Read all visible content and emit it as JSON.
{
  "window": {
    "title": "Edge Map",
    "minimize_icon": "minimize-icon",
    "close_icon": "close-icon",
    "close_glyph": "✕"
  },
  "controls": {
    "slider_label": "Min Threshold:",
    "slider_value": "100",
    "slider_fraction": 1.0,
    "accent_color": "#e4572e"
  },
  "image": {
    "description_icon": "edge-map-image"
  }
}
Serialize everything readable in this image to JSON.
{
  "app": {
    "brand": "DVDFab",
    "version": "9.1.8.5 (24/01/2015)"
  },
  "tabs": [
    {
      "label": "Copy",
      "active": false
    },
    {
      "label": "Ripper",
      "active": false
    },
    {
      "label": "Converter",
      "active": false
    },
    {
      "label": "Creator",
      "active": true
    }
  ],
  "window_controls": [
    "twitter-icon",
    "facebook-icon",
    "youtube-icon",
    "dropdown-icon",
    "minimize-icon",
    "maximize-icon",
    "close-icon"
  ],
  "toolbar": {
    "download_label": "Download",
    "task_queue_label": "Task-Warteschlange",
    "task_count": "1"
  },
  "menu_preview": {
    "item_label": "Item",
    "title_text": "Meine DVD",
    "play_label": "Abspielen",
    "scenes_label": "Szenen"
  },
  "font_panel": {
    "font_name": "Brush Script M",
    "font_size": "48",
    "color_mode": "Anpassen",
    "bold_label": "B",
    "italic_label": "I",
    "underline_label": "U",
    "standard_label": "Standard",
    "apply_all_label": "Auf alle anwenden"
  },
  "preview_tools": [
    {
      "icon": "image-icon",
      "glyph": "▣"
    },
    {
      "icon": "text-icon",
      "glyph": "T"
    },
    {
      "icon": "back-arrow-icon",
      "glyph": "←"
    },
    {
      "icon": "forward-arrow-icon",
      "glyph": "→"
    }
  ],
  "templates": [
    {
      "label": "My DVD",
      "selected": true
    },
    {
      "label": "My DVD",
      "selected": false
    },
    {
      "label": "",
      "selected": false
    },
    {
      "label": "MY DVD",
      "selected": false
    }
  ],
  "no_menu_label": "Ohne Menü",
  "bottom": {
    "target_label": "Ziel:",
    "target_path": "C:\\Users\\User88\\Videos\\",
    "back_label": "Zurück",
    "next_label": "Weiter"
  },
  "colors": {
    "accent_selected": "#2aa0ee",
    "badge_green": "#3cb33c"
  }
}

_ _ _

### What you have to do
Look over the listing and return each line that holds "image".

### Task output
  "image": {
    "description_icon": "edge-map-image"
Serialize everything readable in this image to JSON.
      "icon": "image-icon",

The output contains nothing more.